[Data entries]
▬▬▬
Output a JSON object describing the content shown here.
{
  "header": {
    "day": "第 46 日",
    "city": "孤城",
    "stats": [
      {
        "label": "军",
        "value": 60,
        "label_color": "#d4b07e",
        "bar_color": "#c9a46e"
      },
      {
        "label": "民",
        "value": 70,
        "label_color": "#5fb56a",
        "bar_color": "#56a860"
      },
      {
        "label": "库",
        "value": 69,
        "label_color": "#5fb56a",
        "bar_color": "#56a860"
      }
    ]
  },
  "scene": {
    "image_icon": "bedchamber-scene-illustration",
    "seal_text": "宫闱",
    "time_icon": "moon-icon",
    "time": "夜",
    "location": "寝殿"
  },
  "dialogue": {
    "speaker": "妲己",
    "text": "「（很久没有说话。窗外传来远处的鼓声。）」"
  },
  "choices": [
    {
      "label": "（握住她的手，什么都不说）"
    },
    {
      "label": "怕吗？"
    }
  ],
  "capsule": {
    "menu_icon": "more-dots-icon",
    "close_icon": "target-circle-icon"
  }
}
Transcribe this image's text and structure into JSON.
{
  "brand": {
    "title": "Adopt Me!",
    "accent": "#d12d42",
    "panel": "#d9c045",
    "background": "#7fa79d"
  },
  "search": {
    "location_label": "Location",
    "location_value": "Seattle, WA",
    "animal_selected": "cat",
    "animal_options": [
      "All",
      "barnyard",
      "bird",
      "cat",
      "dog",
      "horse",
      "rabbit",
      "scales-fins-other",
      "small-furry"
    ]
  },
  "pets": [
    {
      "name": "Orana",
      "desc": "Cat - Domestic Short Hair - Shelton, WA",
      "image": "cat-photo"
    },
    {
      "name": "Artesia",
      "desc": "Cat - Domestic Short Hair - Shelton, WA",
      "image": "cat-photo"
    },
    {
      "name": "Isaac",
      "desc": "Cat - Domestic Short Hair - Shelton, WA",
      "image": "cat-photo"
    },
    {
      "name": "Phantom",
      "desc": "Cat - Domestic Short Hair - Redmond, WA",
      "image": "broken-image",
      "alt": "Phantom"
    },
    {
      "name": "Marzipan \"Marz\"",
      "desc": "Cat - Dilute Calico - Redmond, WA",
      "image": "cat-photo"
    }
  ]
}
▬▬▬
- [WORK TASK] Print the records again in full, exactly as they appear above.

- [TASK SOLUTION]
Output a JSON object describing the content shown here.
{
  "header": {
    "day": "第 46 日",
    "city": "孤城",
    "stats": [
      {
        "label": "军",
        "value": 60,
        "label_color": "#d4b07e",
        "bar_color": "#c9a46e"
      },
      {
        "label": "民",
        "value": 70,
        "label_color": "#5fb56a",
        "bar_color": "#56a860"
      },
      {
        "label": "库",
        "value": 69,
        "label_color": "#5fb56a",
        "bar_color": "#56a860"
      }
    ]
  },
  "scene": {
    "image_icon": "bedchamber-scene-illustration",
    "seal_text": "宫闱",
    "time_icon": "moon-icon",
    "time": "夜",
    "location": "寝殿"
  },
  "dialogue": {
    "speaker": "妲己",
    "text": "「（很久没有说话。窗外传来远处的鼓声。）」"
  },
  "choices": [
    {
      "label": "（握住她的手，什么都不说）"
    },
    {
      "label": "怕吗？"
    }
  ],
  "capsule": {
    "menu_icon": "more-dots-icon",
    "close_icon": "target-circle-icon"
  }
}
Transcribe this image's text and structure into JSON.
{
  "brand": {
    "title": "Adopt Me!",
    "accent": "#d12d42",
    "panel": "#d9c045",
    "background": "#7fa79d"
  },
  "search": {
    "location_label": "Location",
    "location_value": "Seattle, WA",
    "animal_selected": "cat",
    "animal_options": [
      "All",
      "barnyard",
      "bird",
      "cat",
      "dog",
      "horse",
      "rabbit",
      "scales-fins-other",
      "small-furry"
    ]
  },
  "pets": [
    {
      "name": "Orana",
      "desc": "Cat - Domestic Short Hair - Shelton, WA",
      "image": "cat-photo"
    },
    {
      "name": "Artesia",
      "desc": "Cat - Domestic Short Hair - Shelton, WA",
      "image": "cat-photo"
    },
    {
      "name": "Isaac",
      "desc": "Cat - Domestic Short Hair - Shelton, WA",
      "image": "cat-photo"
    },
    {
      "name": "Phantom",
      "desc": "Cat - Domestic Short Hair - Redmond, WA",
      "image": "broken-image",
      "alt": "Phantom"
    },
    {
      "name": "Marzipan \"Marz\"",
      "desc": "Cat - Dilute Calico - Redmond, WA",
      "image": "cat-photo"
    }
  ]
}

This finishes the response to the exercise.